[RECORDS SHOWN — start]

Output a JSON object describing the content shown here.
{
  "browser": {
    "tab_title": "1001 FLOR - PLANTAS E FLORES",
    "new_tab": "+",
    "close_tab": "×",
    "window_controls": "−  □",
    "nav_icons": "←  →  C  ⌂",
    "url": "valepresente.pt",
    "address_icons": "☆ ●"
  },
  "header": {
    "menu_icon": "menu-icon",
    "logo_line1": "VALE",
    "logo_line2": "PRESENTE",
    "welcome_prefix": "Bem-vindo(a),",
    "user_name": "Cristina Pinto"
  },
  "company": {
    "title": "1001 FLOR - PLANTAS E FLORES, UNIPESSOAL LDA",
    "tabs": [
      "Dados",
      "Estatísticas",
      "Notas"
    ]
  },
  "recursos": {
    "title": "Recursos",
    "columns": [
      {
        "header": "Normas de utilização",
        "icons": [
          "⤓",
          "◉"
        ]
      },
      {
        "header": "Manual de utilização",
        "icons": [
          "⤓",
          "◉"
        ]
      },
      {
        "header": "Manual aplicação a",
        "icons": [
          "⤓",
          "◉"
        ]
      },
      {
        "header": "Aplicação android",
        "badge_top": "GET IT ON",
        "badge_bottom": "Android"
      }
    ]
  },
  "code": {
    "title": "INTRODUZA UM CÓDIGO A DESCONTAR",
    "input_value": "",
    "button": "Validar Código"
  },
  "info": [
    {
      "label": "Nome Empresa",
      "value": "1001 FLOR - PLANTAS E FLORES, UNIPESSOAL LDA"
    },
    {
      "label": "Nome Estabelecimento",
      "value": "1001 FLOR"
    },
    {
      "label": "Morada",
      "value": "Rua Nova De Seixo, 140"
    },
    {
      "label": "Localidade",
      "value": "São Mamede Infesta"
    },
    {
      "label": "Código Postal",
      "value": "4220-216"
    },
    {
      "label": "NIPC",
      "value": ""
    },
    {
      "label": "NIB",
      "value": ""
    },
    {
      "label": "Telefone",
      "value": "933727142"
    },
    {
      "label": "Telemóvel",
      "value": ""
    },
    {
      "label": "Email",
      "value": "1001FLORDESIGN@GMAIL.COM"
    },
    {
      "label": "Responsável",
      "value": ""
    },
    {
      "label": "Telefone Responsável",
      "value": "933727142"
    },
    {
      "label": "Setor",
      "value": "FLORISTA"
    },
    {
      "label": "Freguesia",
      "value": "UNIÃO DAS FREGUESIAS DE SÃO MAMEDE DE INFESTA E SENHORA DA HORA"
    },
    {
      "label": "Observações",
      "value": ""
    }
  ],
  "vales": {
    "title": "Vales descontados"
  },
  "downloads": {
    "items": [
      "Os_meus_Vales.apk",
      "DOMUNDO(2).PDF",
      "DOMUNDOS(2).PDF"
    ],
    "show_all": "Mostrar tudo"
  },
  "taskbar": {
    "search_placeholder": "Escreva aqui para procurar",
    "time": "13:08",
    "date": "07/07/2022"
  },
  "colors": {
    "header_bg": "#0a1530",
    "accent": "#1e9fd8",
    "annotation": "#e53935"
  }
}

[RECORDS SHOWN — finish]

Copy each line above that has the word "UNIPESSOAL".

→ RESPONSE TO THE EXERCISE:
    "title": "1001 FLOR - PLANTAS E FLORES, UNIPESSOAL LDA",
      "value": "1001 FLOR - PLANTAS E FLORES, UNIPESSOAL LDA"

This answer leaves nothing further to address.